Prompt
This exercise calls for the records to be returned exactly, with images removed.

Web page and app entries:
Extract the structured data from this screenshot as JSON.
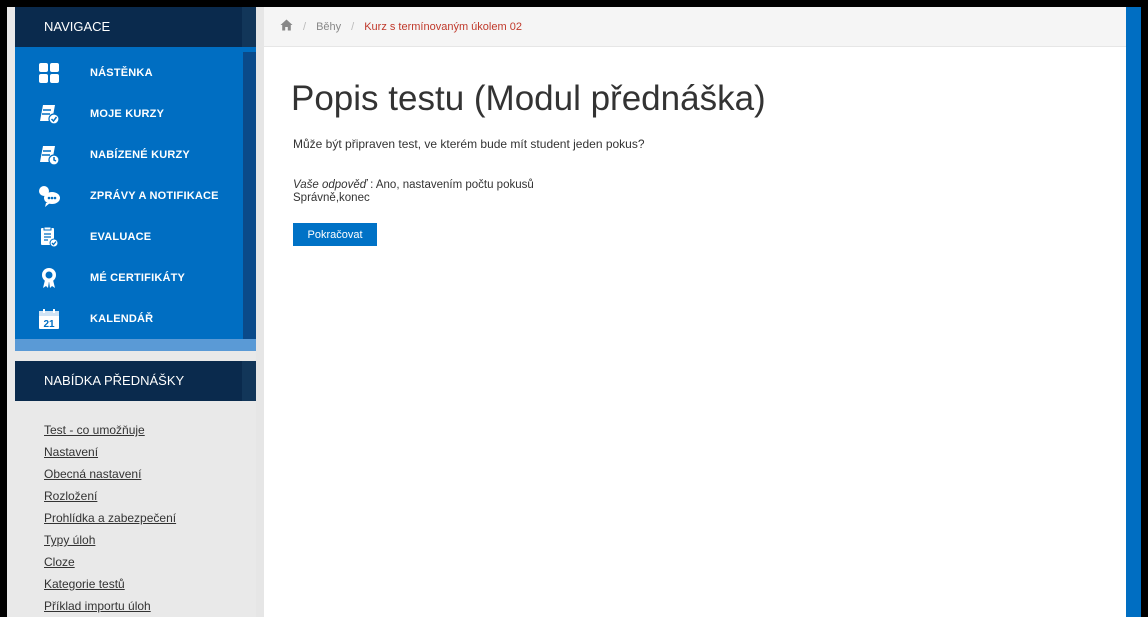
{
  "sidebar": {
    "nav_title": "NAVIGACE",
    "items": [
      {
        "label": "NÁSTĚNKA",
        "icon": "dashboard-icon"
      },
      {
        "label": "MOJE KURZY",
        "icon": "my-courses-icon"
      },
      {
        "label": "NABÍZENÉ KURZY",
        "icon": "offered-courses-icon"
      },
      {
        "label": "ZPRÁVY A NOTIFIKACE",
        "icon": "messages-icon"
      },
      {
        "label": "EVALUACE",
        "icon": "evaluation-icon"
      },
      {
        "label": "MÉ CERTIFIKÁTY",
        "icon": "certificate-icon"
      },
      {
        "label": "KALENDÁŘ",
        "icon": "calendar-icon"
      }
    ],
    "calendar_day": "21",
    "menu_title": "NABÍDKA PŘEDNÁŠKY",
    "menu_links": [
      "Test - co umožňuje",
      "Nastavení",
      "Obecná nastavení",
      "Rozložení",
      "Prohlídka a zabezpečení",
      "Typy úloh",
      "Cloze",
      "Kategorie testů",
      "Příklad importu úloh"
    ]
  },
  "breadcrumb": {
    "sep": "/",
    "items": [
      "Běhy",
      "Kurz s termínovaným úkolem 02"
    ]
  },
  "main": {
    "title": "Popis testu (Modul přednáška)",
    "question": "Může být připraven test, ve kterém bude mít  student jeden pokus?",
    "answer_label": "Vaše odpověď",
    "answer_value": " : Ano, nastavením počtu pokusů",
    "feedback": "Správně,konec",
    "continue_label": "Pokračovat"
  },
  "colors": {
    "sidebar_blue": "#006ec2",
    "header_navy": "#0a2a4d",
    "button_blue": "#0072c6",
    "breadcrumb_current": "#c0392b"
  }
}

Task result
Extract the structured data from this screenshot as JSON.
{
  "sidebar": {
    "nav_title": "NAVIGACE",
    "items": [
      {
        "label": "NÁSTĚNKA",
        "icon": "dashboard-icon"
      },
      {
        "label": "MOJE KURZY",
        "icon": "my-courses-icon"
      },
      {
        "label": "NABÍZENÉ KURZY",
        "icon": "offered-courses-icon"
      },
      {
        "label": "ZPRÁVY A NOTIFIKACE",
        "icon": "messages-icon"
      },
      {
        "label": "EVALUACE",
        "icon": "evaluation-icon"
      },
      {
        "label": "MÉ CERTIFIKÁTY",
        "icon": "certificate-icon"
      },
      {
        "label": "KALENDÁŘ",
        "icon": "calendar-icon"
      }
    ],
    "calendar_day": "21",
    "menu_title": "NABÍDKA PŘEDNÁŠKY",
    "menu_links": [
      "Test - co umožňuje",
      "Nastavení",
      "Obecná nastavení",
      "Rozložení",
      "Prohlídka a zabezpečení",
      "Typy úloh",
      "Cloze",
      "Kategorie testů",
      "Příklad importu úloh"
    ]
  },
  "breadcrumb": {
    "sep": "/",
    "items": [
      "Běhy",
      "Kurz s termínovaným úkolem 02"
    ]
  },
  "main": {
    "title": "Popis testu (Modul přednáška)",
    "question": "Může být připraven test, ve kterém bude mít  student jeden pokus?",
    "answer_label": "Vaše odpověď",
    "answer_value": " : Ano, nastavením počtu pokusů",
    "feedback": "Správně,konec",
    "continue_label": "Pokračovat"
  },
  "colors": {
    "sidebar_blue": "#006ec2",
    "header_navy": "#0a2a4d",
    "button_blue": "#0072c6",
    "breadcrumb_current": "#c0392b"
  }
}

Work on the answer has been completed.